Supercapacitors cycle hundreds of thousands of times, but unlike batteries, most of the ones used nowadays cannot store large amounts of energy due to their porous layer electrodes, which dictate the amount of electrostatic charge they can store.
The higher the conductivity and surface area, the higher the energy and power the supercapacitor can store. Since graphene is a two-dimensional material, it has the highest surface area as well as being an electrical conductor. Therefore, it has the potential to significantly increase the storage capacity of supercapacitors.
Thales has been working with using graphene in supercapacitors since the beginning of the Graphene Flagship, and have succeeded in greatly increasing the storage potential and the power of their supercapacitor devices by five times, according to Dr. Paolo Bondavalli from Thales Research and Technology.
They deposited their supercapacitors using spray coating, enabling them to use a variety of substrates, thus allowing them to develop flexible, high power supercapacitors.
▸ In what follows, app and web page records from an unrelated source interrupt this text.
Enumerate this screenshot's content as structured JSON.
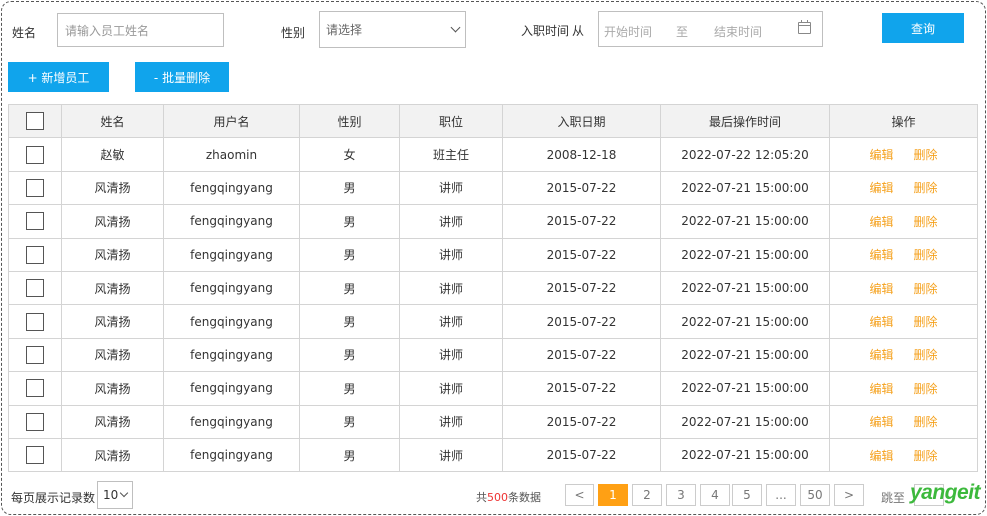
{
  "filters": {
    "name_label": "姓名",
    "name_placeholder": "请输入员工姓名",
    "gender_label": "性别",
    "gender_placeholder": "请选择",
    "date_label": "入职时间",
    "date_from": "从",
    "date_start_placeholder": "开始时间",
    "date_to": "至",
    "date_end_placeholder": "结束时间",
    "query_button": "查询"
  },
  "toolbar": {
    "add_button": "+ 新增员工",
    "batch_delete_button": "- 批量删除"
  },
  "table": {
    "headers": [
      "姓名",
      "用户名",
      "性别",
      "职位",
      "入职日期",
      "最后操作时间",
      "操作"
    ],
    "edit_label": "编辑",
    "delete_label": "删除",
    "rows": [
      {
        "name": "赵敏",
        "username": "zhaomin",
        "gender": "女",
        "position": "班主任",
        "entry_date": "2008-12-18",
        "last_op": "2022-07-22 12:05:20"
      },
      {
        "name": "风清扬",
        "username": "fengqingyang",
        "gender": "男",
        "position": "讲师",
        "entry_date": "2015-07-22",
        "last_op": "2022-07-21 15:00:00"
      },
      {
        "name": "风清扬",
        "username": "fengqingyang",
        "gender": "男",
        "position": "讲师",
        "entry_date": "2015-07-22",
        "last_op": "2022-07-21 15:00:00"
      },
      {
        "name": "风清扬",
        "username": "fengqingyang",
        "gender": "男",
        "position": "讲师",
        "entry_date": "2015-07-22",
        "last_op": "2022-07-21 15:00:00"
      },
      {
        "name": "风清扬",
        "username": "fengqingyang",
        "gender": "男",
        "position": "讲师",
        "entry_date": "2015-07-22",
        "last_op": "2022-07-21 15:00:00"
      },
      {
        "name": "风清扬",
        "username": "fengqingyang",
        "gender": "男",
        "position": "讲师",
        "entry_date": "2015-07-22",
        "last_op": "2022-07-21 15:00:00"
      },
      {
        "name": "风清扬",
        "username": "fengqingyang",
        "gender": "男",
        "position": "讲师",
        "entry_date": "2015-07-22",
        "last_op": "2022-07-21 15:00:00"
      },
      {
        "name": "风清扬",
        "username": "fengqingyang",
        "gender": "男",
        "position": "讲师",
        "entry_date": "2015-07-22",
        "last_op": "2022-07-21 15:00:00"
      },
      {
        "name": "风清扬",
        "username": "fengqingyang",
        "gender": "男",
        "position": "讲师",
        "entry_date": "2015-07-22",
        "last_op": "2022-07-21 15:00:00"
      },
      {
        "name": "风清扬",
        "username": "fengqingyang",
        "gender": "男",
        "position": "讲师",
        "entry_date": "2015-07-22",
        "last_op": "2022-07-21 15:00:00"
      }
    ]
  },
  "pagination": {
    "page_size_label": "每页展示记录数",
    "page_size_value": "10",
    "total_prefix": "共",
    "total_count": "500",
    "total_suffix": "条数据",
    "prev": "<",
    "pages": [
      "1",
      "2",
      "3",
      "4",
      "5",
      "...",
      "50"
    ],
    "next": ">",
    "jump_label": "跳至"
  },
  "brand": {
    "logo_text": "yangeit"
  },
  "colors": {
    "primary": "#10a4ec",
    "accent_orange": "#ffa014",
    "action_orange": "#f5a11d",
    "logo_green": "#3cb93c"
  }
}
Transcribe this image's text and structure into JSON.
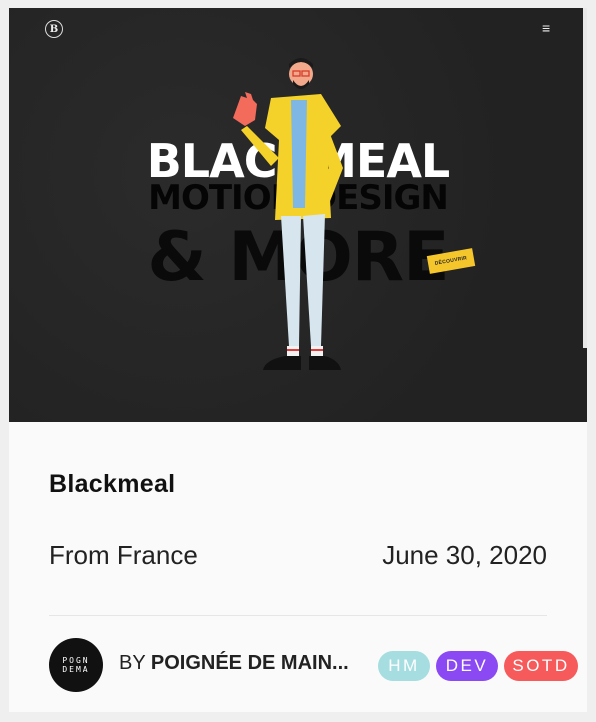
{
  "hero": {
    "logo_letter": "B",
    "menu_icon": "≡",
    "headline_1": "BLACKMEAL",
    "headline_2": "MOTION DESIGN",
    "headline_3": "& MORE",
    "discover_label": "DÉCOUVRIR"
  },
  "site": {
    "title": "Blackmeal",
    "from": "From France",
    "date": "June 30, 2020"
  },
  "author": {
    "avatar_text": "POGN\nDEMA",
    "by_prefix": "BY",
    "name": "POIGNÉE DE MAIN..."
  },
  "tags": [
    {
      "label": "HM",
      "color": "#a6dde0"
    },
    {
      "label": "DEV",
      "color": "#8b49f4"
    },
    {
      "label": "SOTD",
      "color": "#f75a5a"
    }
  ]
}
Thales then collaborated with M-SOLV to scale up their spray coating technique, both of whom are now members of the Graphene Flagship.
For more information, read the article on High volume, high power graphene supercapacitors written by Dr. Siân Fogden, on the Graphene Flagship website.